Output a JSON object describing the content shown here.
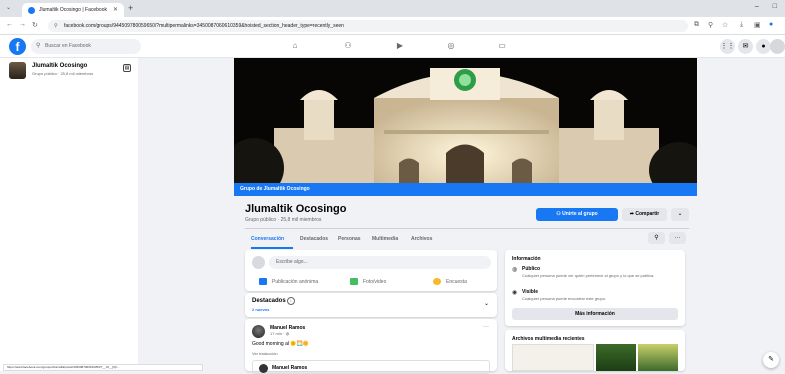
{
  "browser": {
    "tab_title": "Jlumaltik Ocosingo | Facebook",
    "url": "facebook.com/groups/944509780059650/?multipermalinks=3450087060610359&hoisted_section_header_type=recently_seen",
    "status_url": "https://www.facebook.com/groups/Jlumaltik/posts/3450087060610359/?__cft__[0]=..."
  },
  "fb": {
    "search_placeholder": "Buscar en Facebook"
  },
  "sidebar": {
    "group_name": "Jlumaltik Ocosingo",
    "group_meta": "Grupo público · 25,8 mil miembros"
  },
  "cover": {
    "label": "Grupo de Jlumaltik Ocosingo"
  },
  "group": {
    "title": "Jlumaltik Ocosingo",
    "meta": "Grupo público · 25,8 mil miembros",
    "join_label": "Unirte al grupo",
    "share_label": "Compartir",
    "more_label": "⌄",
    "tabs": [
      "Conversación",
      "Destacados",
      "Personas",
      "Multimedia",
      "Archivos"
    ]
  },
  "composer": {
    "placeholder": "Escribe algo...",
    "actions": [
      {
        "label": "Publicación anónima",
        "color": "#1877f2"
      },
      {
        "label": "Foto/video",
        "color": "#45bd62"
      },
      {
        "label": "Encuesta",
        "color": "#f7b928"
      }
    ]
  },
  "featured": {
    "title": "Destacados",
    "count": "2 nuevos"
  },
  "post": {
    "author": "Manuel Ramos",
    "time": "17 min",
    "text": "Good morning al 🌞🌅🌼",
    "translate": "Ver traducción",
    "shared_author": "Manuel Ramos"
  },
  "about": {
    "title": "Información",
    "items": [
      {
        "heading": "Público",
        "desc": "Cualquier persona puede ver quién pertenece al grupo y lo que se publica."
      },
      {
        "heading": "Visible",
        "desc": "Cualquier persona puede encontrar este grupo."
      }
    ],
    "more_info": "Más información"
  },
  "media": {
    "title": "Archivos multimedia recientes"
  },
  "colors": {
    "accent": "#1877f2",
    "page_bg": "#f0f2f5"
  }
}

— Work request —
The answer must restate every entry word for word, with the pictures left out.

— Exercise answer —
Output a JSON object describing the content shown here.
{
  "browser": {
    "tab_title": "Jlumaltik Ocosingo | Facebook",
    "url": "facebook.com/groups/944509780059650/?multipermalinks=3450087060610359&hoisted_section_header_type=recently_seen",
    "status_url": "https://www.facebook.com/groups/Jlumaltik/posts/3450087060610359/?__cft__[0]=..."
  },
  "fb": {
    "search_placeholder": "Buscar en Facebook"
  },
  "sidebar": {
    "group_name": "Jlumaltik Ocosingo",
    "group_meta": "Grupo público · 25,8 mil miembros"
  },
  "cover": {
    "label": "Grupo de Jlumaltik Ocosingo"
  },
  "group": {
    "title": "Jlumaltik Ocosingo",
    "meta": "Grupo público · 25,8 mil miembros",
    "join_label": "Unirte al grupo",
    "share_label": "Compartir",
    "more_label": "⌄",
    "tabs": [
      "Conversación",
      "Destacados",
      "Personas",
      "Multimedia",
      "Archivos"
    ]
  },
  "composer": {
    "placeholder": "Escribe algo...",
    "actions": [
      {
        "label": "Publicación anónima",
        "color": "#1877f2"
      },
      {
        "label": "Foto/video",
        "color": "#45bd62"
      },
      {
        "label": "Encuesta",
        "color": "#f7b928"
      }
    ]
  },
  "featured": {
    "title": "Destacados",
    "count": "2 nuevos"
  },
  "post": {
    "author": "Manuel Ramos",
    "time": "17 min",
    "text": "Good morning al 🌞🌅🌼",
    "translate": "Ver traducción",
    "shared_author": "Manuel Ramos"
  },
  "about": {
    "title": "Información",
    "items": [
      {
        "heading": "Público",
        "desc": "Cualquier persona puede ver quién pertenece al grupo y lo que se publica."
      },
      {
        "heading": "Visible",
        "desc": "Cualquier persona puede encontrar este grupo."
      }
    ],
    "more_info": "Más información"
  },
  "media": {
    "title": "Archivos multimedia recientes"
  },
  "colors": {
    "accent": "#1877f2",
    "page_bg": "#f0f2f5"
  }
}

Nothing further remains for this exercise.